The government should aggressively pursue companies which owe big debts to the government rather than just focusing on PTPTN defaulters

Media Statement by Dr. Ong Kian Ming, MP for Serdang, on the 28th of October 2014

In my budget speech yesterday, I highlighted a number of companies which repayment arrears on their federal government loans which run into millions and sometimes billions of ringgit. They include a number of private companies as well as some companies which are owned by the government via the Ministry of Finance Incorporated and Khazanah Nasional.

The repayment arrears of these companies were listed out in Schedule 2.28 of the Financial Statement and Financial Management of the Ministries / Agencies of the Federal Government as part of the 2012 Auditor General Report.[1] For example, Perwaja Steel Sdn Bhd and Equal Concept Sdn Bhd, which holds an indirect stake in Perwaja Steel, were listed as having arrears of RM32.27 million and RM22.5 million in year ending 2012. The report also showed the amount of the outstanding loan which had to be serviced by these companies and the amount paid by these companies. For example, Perwaja Steel and Equal Concept’s loan repayments were listed as RM30.42m and RM21.57m respectively. Both companies failed to pay a single cent of their loan repayment in 2012.

Not only that, Perwaja Steel and Equal Concept both had their arrears written off / restructured to the tune of RM58.06m and RM41.52m respectively. In other words, not only was Perwaja Steel and Equal Concept not punished for their failure to service their loans, they were ‘rewarded’ by the federal government by having part of their arrears written off / restructured.

These were not the only two private companies to have repayment arrears with the federal government that were not properly serviced. According to Table 1 above, others include the National Feedlot Corporation (NFC) which failed to pay a single cent of its RM17.49m repayment in 2012, Lebuhraya Shapadu (which was in the process of being liquidated in 2011) which failed to fully pay the RM23.92m repayment in 2012, Premium Agro Products which failed to make any repayment on its RM8.29 repayment in 2012, Agro Qas which only paid RM0.97m of its RM3.69m repayment in 2012, White Heron Dairy Farm which failed to make any payment on its RM2.84 repayment in 2012, MY Ikan which failed to make any payment on its RM1.9 million repayment in 2012, A-Winn Global Market Service which failed to make any payment on its RM1.11 million repayment in 2012 and Airport Limo (M) which failed to make any payment on its RM2.2m repayment in 2012.

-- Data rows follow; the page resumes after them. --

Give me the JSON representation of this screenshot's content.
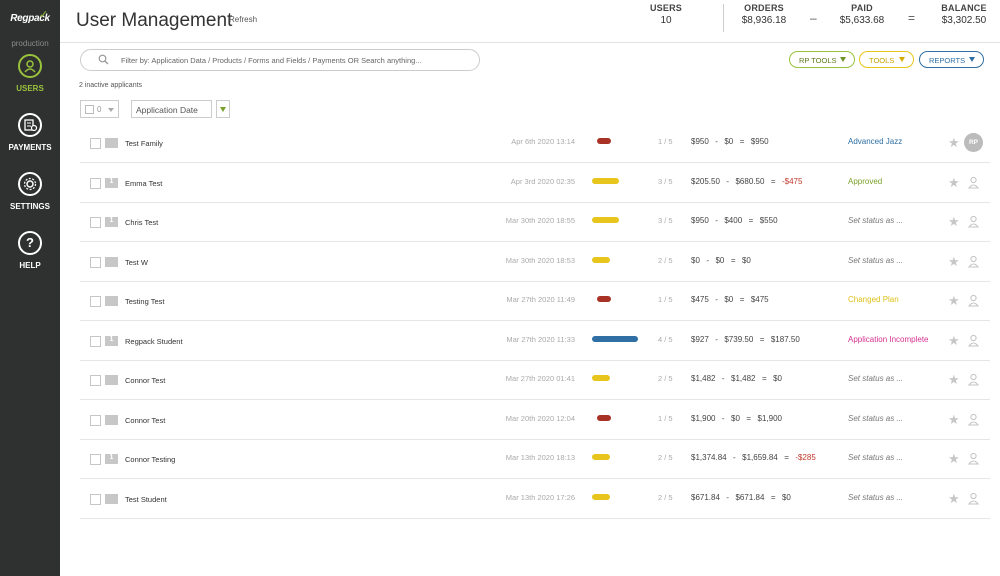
{
  "sidebar": {
    "logo_text": "Regpack",
    "environment": "production",
    "items": [
      {
        "label": "USERS",
        "icon": "user-icon",
        "active": true
      },
      {
        "label": "PAYMENTS",
        "icon": "payments-icon",
        "active": false
      },
      {
        "label": "SETTINGS",
        "icon": "gear-icon",
        "active": false
      },
      {
        "label": "HELP",
        "icon": "help-icon",
        "active": false
      }
    ]
  },
  "header": {
    "title": "User Management",
    "refresh": "Refresh",
    "stats": {
      "users_label": "USERS",
      "users_value": "10",
      "orders_label": "ORDERS",
      "orders_value": "$8,936.18",
      "minus": "–",
      "paid_label": "PAID",
      "paid_value": "$5,633.68",
      "equals": "=",
      "balance_label": "BALANCE",
      "balance_value": "$3,302.50"
    }
  },
  "toolbar": {
    "search_placeholder": "Filter by: Application Data / Products / Forms and Fields / Payments OR Search anything...",
    "rp_tools": "RP TOOLS",
    "tools": "TOOLS",
    "reports": "REPORTS"
  },
  "inactive_text": "2 inactive applicants",
  "selection": {
    "count": "0"
  },
  "sort": {
    "label": "Application Date"
  },
  "colors": {
    "red": "#a93226",
    "yellow": "#e8c51c",
    "blue": "#2f6fa3",
    "accent": "#9ac33c"
  },
  "rows": [
    {
      "name": "Test Family",
      "date": "Apr 6th 2020 13:14",
      "bar": "red",
      "progress": 1,
      "frac": "1 / 5",
      "orders": "$950",
      "paid": "$0",
      "balance": "$950",
      "balance_negative": false,
      "status": "Advanced Jazz",
      "status_color": "#2f6fa3",
      "status_italic": false,
      "badge": "RP"
    },
    {
      "name": "Emma Test",
      "date": "Apr 3rd 2020 02:35",
      "bar": "yellow",
      "progress": 3,
      "frac": "3 / 5",
      "orders": "$205.50",
      "paid": "$680.50",
      "balance": "-$475",
      "balance_negative": true,
      "status": "Approved",
      "status_color": "#7aa02c",
      "status_italic": false,
      "badge": "1"
    },
    {
      "name": "Chris Test",
      "date": "Mar 30th 2020 18:55",
      "bar": "yellow",
      "progress": 3,
      "frac": "3 / 5",
      "orders": "$950",
      "paid": "$400",
      "balance": "$550",
      "balance_negative": false,
      "status": "Set status as ...",
      "status_color": "#777777",
      "status_italic": true,
      "badge": "1"
    },
    {
      "name": "Test W",
      "date": "Mar 30th 2020 18:53",
      "bar": "yellow",
      "progress": 2,
      "frac": "2 / 5",
      "orders": "$0",
      "paid": "$0",
      "balance": "$0",
      "balance_negative": false,
      "status": "Set status as ...",
      "status_color": "#777777",
      "status_italic": true,
      "badge": ""
    },
    {
      "name": "Testing Test",
      "date": "Mar 27th 2020 11:49",
      "bar": "red",
      "progress": 1,
      "frac": "1 / 5",
      "orders": "$475",
      "paid": "$0",
      "balance": "$475",
      "balance_negative": false,
      "status": "Changed Plan",
      "status_color": "#e0c21a",
      "status_italic": false,
      "badge": ""
    },
    {
      "name": "Regpack Student",
      "date": "Mar 27th 2020 11:33",
      "bar": "blue",
      "progress": 4,
      "frac": "4 / 5",
      "orders": "$927",
      "paid": "$739.50",
      "balance": "$187.50",
      "balance_negative": false,
      "status": "Application Incomplete",
      "status_color": "#d6338f",
      "status_italic": false,
      "badge": "1"
    },
    {
      "name": "Connor Test",
      "date": "Mar 27th 2020 01:41",
      "bar": "yellow",
      "progress": 2,
      "frac": "2 / 5",
      "orders": "$1,482",
      "paid": "$1,482",
      "balance": "$0",
      "balance_negative": false,
      "status": "Set status as ...",
      "status_color": "#777777",
      "status_italic": true,
      "badge": ""
    },
    {
      "name": "Connor Test",
      "date": "Mar 20th 2020 12:04",
      "bar": "red",
      "progress": 1,
      "frac": "1 / 5",
      "orders": "$1,900",
      "paid": "$0",
      "balance": "$1,900",
      "balance_negative": false,
      "status": "Set status as ...",
      "status_color": "#777777",
      "status_italic": true,
      "badge": ""
    },
    {
      "name": "Connor Testing",
      "date": "Mar 13th 2020 18:13",
      "bar": "yellow",
      "progress": 2,
      "frac": "2 / 5",
      "orders": "$1,374.84",
      "paid": "$1,659.84",
      "balance": "-$285",
      "balance_negative": true,
      "status": "Set status as ...",
      "status_color": "#777777",
      "status_italic": true,
      "badge": "1"
    },
    {
      "name": "Test Student",
      "date": "Mar 13th 2020 17:26",
      "bar": "yellow",
      "progress": 2,
      "frac": "2 / 5",
      "orders": "$671.84",
      "paid": "$671.84",
      "balance": "$0",
      "balance_negative": false,
      "status": "Set status as ...",
      "status_color": "#777777",
      "status_italic": true,
      "badge": ""
    }
  ]
}
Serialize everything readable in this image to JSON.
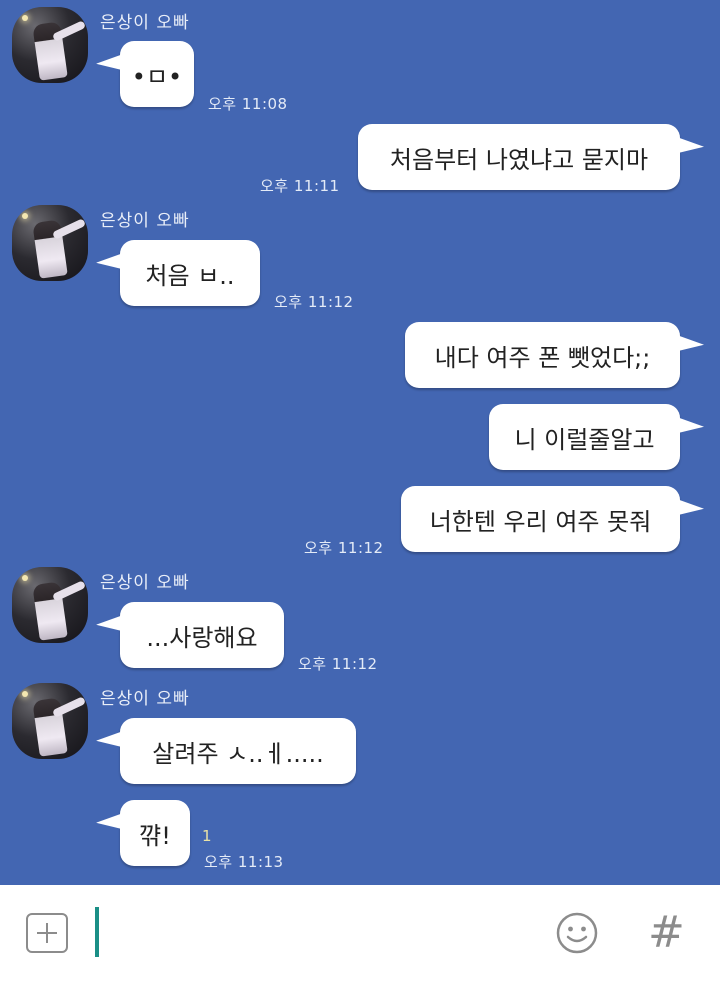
{
  "chat": {
    "messages": [
      {
        "sender": "은상이 오빠",
        "direction": "in",
        "text": "•ㅁ•",
        "time": "오후 11:08"
      },
      {
        "direction": "out",
        "text": "처음부터 나였냐고 묻지마",
        "time": "오후 11:11"
      },
      {
        "sender": "은상이 오빠",
        "direction": "in",
        "text": "처음 ㅂ..",
        "time": "오후 11:12"
      },
      {
        "direction": "out",
        "text": "내다 여주 폰 뺏었다;;"
      },
      {
        "direction": "out",
        "text": "니 이럴줄알고"
      },
      {
        "direction": "out",
        "text": "너한텐 우리 여주 못줘",
        "time": "오후 11:12"
      },
      {
        "sender": "은상이 오빠",
        "direction": "in",
        "text": "...사랑해요",
        "time": "오후 11:12"
      },
      {
        "sender": "은상이 오빠",
        "direction": "in",
        "text": "살려주 ㅅ..ㅔ....."
      },
      {
        "direction": "in",
        "text": "꺆!",
        "time": "오후 11:13",
        "unread": "1"
      }
    ]
  },
  "composer": {
    "input_value": "",
    "plus_icon": "plus-square-icon",
    "emoji_icon": "smiley-icon",
    "hash_icon": "hash-icon",
    "hash_glyph": "#"
  },
  "colors": {
    "chat_background": "#4366b2",
    "bubble": "#ffffff",
    "cursor": "#1a8f86"
  }
}
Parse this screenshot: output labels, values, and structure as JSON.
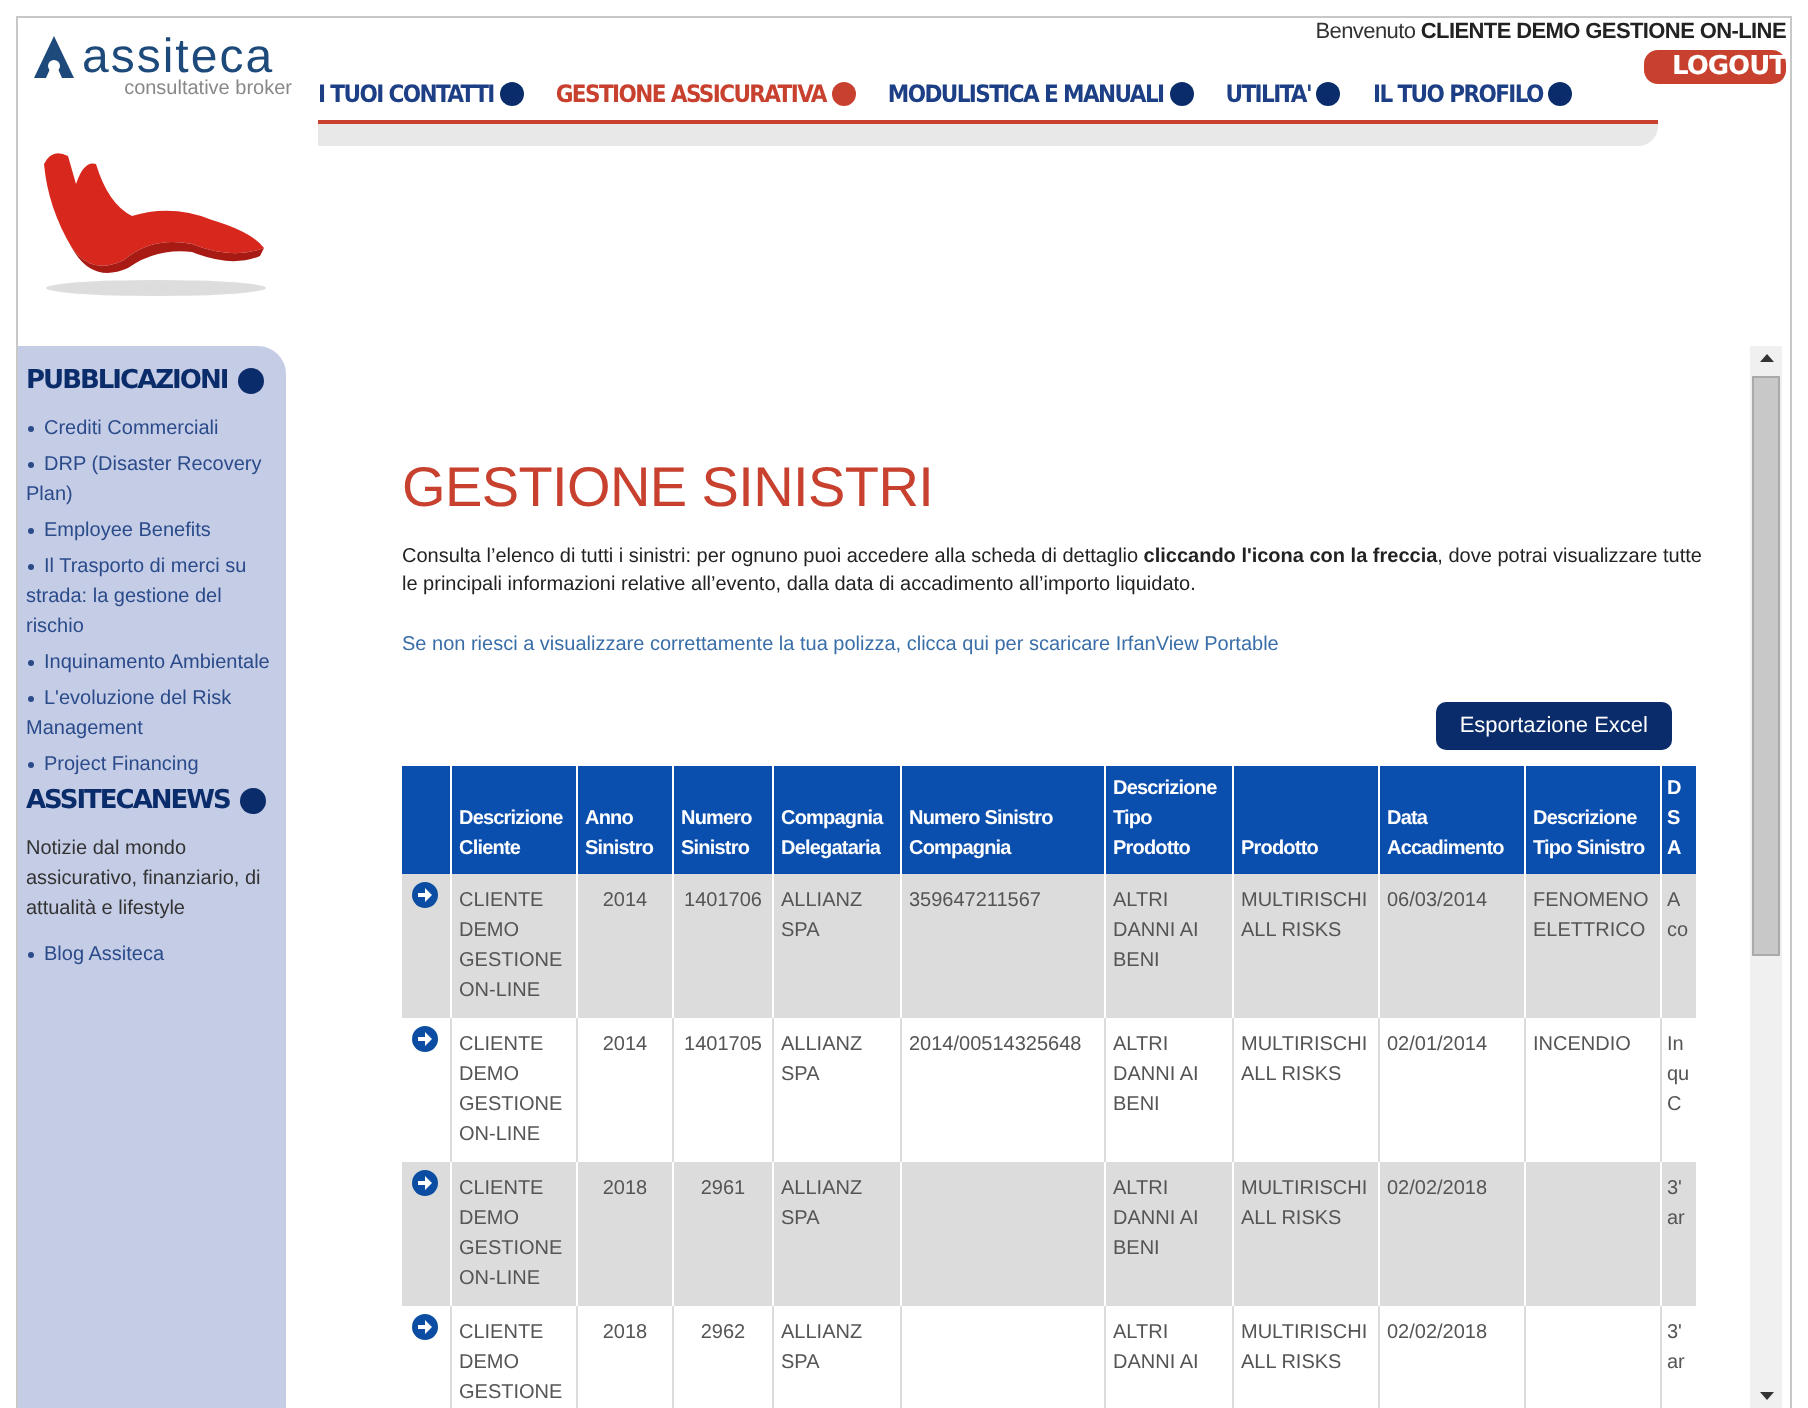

And this does not even include the loans to private companies which the government has to write off such as the RM244 million outstanding loan of Invent QJaya, a company started and controlled by Dr Sadeg Fareq, which had to be liquidated in 2006 after accusations of illicit money transfers for the owner.[2]

Nor does it include the RM4.6 billion soft loan which the government gave to the Port Klang Authority in order to ‘bail-out’ the Port Klang Free Zone (PKFZ) project.[3]

The federal government has to be consistent in its approach towards pursuing loan defaulters. Right now, it seems that those who owe millions, hundreds of millions and even billions are let off but those who owe a few thousand are pursued relentlessly. PTPTN defaulters are threatened with a credit blacklist while the directors and owners of companies which owe millions to the government are free to continue to be directors, own and run other companies.

To paraphrase John Paul Getty, “If you owe the government a few hundred Ringgit, that’s your problem, if you owe the government a few million Ringgit that’s the government’s problem.” That’s the current problem with our government’s attitude towards its loans and debts.

[1] or “Penyata Kewangan dan Pengurusan Kewangan Kementerian / Jabatan Kerajaan Persekutuan